3 thoughts on “Research Nugget #5”

  1. Very very interesting topic and post, for one it triggered a few things for me because there were a lot of points that you made that were true but at the same time there were a lot of points that I felt could be looked at deeper. When I listen to music, hip-hop or rap lyrics, I have the ability to take the good from the bad, being able to separate tolerance and intolerance, the real world from a more dream world and I think that its what many youth are missing, the ability to filter out some things. When I hear Drake say the “b” word, it is demeaning and degrading, but at the same time a lot of there lyrics go a lot deeper. I personally, never feel offended when I hear lyrics such as that because what it does for me is empowers me to do bigger and better things but when I also listen to music, I listen to the rhythm, beat, and tone. I think that it is a scary world that we live in where lyrics are starting to become acceptable but I also feel that it is wrong to say that it is only hip-hop doing so. What I also think is interesting is what individuals are taking as literal.

  2. I don’t find it very surprising that Hip-Hop/rap is aligned with Objectification, i mean its basically the premise of most of it, That or weed, All the weed. But yea, i generally like to think people have the capacity to separate what they consume with how they act, on the reverse of that however people who are already in line with those themes are probably more attracted to it. Rap really isn’t the only thin that does that. Rock was notoriously bad about it for the longest time (remember Drugs, sex and rock’n’roll) Shit even stuff as mellow and Phil Collins usually has underlying sexual themes.
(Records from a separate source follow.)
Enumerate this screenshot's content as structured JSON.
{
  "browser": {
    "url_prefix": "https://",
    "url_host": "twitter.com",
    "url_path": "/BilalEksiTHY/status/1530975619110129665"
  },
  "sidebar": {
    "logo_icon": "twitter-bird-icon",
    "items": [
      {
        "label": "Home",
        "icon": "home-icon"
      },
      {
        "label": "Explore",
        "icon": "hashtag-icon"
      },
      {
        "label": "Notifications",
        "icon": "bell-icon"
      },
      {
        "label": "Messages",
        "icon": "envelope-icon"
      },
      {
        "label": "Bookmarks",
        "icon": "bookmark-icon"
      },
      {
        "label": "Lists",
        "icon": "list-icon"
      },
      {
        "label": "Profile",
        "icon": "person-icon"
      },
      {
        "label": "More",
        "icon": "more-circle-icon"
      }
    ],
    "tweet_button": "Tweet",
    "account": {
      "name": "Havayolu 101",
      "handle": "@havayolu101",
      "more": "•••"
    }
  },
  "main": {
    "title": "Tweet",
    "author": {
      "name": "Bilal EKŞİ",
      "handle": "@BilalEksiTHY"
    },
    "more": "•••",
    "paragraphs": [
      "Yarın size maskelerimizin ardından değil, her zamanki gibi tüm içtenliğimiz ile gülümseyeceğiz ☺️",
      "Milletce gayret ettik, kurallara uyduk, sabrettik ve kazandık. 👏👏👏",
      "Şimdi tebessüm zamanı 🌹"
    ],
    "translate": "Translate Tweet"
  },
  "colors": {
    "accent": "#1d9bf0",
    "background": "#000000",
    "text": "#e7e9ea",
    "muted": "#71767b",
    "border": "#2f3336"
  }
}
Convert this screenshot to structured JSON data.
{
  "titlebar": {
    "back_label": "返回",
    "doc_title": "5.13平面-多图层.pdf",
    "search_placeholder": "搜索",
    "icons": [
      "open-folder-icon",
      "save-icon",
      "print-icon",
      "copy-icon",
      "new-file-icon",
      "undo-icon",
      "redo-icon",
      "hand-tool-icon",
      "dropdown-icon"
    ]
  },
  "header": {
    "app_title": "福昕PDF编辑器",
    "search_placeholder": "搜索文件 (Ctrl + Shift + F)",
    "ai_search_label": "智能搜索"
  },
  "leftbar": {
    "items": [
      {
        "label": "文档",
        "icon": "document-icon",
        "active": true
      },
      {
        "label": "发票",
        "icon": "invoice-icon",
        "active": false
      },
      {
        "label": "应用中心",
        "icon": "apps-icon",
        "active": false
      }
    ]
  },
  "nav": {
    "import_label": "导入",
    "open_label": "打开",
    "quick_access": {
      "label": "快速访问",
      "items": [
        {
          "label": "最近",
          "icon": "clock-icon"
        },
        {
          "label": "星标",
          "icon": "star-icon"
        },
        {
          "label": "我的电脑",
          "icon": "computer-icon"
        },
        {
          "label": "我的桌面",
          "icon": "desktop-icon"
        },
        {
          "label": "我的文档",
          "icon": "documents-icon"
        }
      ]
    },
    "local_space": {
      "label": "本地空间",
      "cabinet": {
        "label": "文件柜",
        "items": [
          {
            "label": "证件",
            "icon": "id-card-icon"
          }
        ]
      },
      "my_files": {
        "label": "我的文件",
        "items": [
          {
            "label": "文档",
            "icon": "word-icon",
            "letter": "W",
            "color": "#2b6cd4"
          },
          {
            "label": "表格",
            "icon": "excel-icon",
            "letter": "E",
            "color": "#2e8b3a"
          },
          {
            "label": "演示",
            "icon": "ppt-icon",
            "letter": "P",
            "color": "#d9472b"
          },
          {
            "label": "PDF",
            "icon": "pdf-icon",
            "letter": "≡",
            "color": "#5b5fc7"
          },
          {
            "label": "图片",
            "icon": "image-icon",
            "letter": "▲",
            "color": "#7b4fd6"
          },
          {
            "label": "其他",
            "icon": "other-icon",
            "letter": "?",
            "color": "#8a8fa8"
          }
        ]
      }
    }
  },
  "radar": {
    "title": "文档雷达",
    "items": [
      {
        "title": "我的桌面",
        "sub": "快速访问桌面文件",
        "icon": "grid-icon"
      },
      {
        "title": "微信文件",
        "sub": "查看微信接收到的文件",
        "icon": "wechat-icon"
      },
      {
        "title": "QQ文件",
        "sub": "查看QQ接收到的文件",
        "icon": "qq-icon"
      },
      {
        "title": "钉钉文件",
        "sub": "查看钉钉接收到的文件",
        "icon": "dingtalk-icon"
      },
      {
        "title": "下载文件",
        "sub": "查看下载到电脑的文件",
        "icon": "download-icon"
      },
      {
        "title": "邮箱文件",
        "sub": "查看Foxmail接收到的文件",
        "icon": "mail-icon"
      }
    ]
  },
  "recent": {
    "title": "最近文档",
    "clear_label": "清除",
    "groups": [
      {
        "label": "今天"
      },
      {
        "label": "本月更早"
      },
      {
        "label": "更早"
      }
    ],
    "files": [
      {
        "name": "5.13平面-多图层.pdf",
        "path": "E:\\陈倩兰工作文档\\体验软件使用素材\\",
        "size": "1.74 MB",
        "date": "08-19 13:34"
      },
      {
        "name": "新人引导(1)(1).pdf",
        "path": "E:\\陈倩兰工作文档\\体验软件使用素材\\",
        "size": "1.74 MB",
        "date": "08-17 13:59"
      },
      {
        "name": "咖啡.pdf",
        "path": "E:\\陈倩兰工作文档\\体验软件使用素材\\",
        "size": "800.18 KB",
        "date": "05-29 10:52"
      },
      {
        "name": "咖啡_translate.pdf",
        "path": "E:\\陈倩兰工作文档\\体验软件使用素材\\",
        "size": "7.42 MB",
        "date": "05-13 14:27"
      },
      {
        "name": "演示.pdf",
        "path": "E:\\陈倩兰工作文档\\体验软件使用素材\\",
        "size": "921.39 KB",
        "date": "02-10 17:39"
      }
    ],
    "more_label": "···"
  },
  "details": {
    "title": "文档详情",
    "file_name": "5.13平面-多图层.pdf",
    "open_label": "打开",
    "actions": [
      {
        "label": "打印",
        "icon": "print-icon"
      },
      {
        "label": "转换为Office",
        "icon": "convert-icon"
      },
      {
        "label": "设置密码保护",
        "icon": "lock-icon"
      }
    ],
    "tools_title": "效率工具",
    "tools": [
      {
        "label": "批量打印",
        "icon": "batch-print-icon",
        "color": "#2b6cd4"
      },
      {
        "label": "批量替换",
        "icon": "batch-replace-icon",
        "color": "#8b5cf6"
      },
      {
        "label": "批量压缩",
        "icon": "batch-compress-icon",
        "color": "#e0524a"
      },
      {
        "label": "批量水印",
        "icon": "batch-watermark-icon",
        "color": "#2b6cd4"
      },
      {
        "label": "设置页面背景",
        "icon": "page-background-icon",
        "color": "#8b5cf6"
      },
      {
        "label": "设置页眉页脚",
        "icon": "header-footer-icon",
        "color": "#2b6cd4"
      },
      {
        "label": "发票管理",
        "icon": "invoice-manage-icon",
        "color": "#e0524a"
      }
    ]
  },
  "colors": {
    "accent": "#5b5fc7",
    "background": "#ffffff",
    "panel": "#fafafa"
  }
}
I find usually metal doesn’t really fit into the objectification area, mostly because its to busy being about violence, war, fantasy, murder, and the occult to bother with sex.

  3. Findings: “She also found that both male and female participants in the sexually stereotyped condition indicated more adversarial sexual beliefs (e.g., the belief that sexual relationships are manipulative), gender role stereotyping, acceptance of interpersonal violence, and acceptance of rape myths than those in the neutral condition. Only one music video was used in each of the two conditions in this study; therefore it is difficult to decipher what exactly was manipulated as well as the success of the manipulation.” Clearly there are problems in the study — only one music video was used — and also they viewed videos in different genres.

    I think the findings show that both men and women are more TOLERANT of interpersonal violence after watching these videos. To blame women for this tolerance seems unfair — since men need to share in that blame — and since the videos (just one!) changed both genders’ acceptance levels of violent behaviors. The point is that the videos change viewers’ beliefs and tolerance levels for male aggressive behavior — and this finding seems important to helping you piece together an answer for your research question.
    Look at more studies like this one!

Leave a Reply to Sarah Burley Cancel reply

Your email address will not be published. Required fields are marked *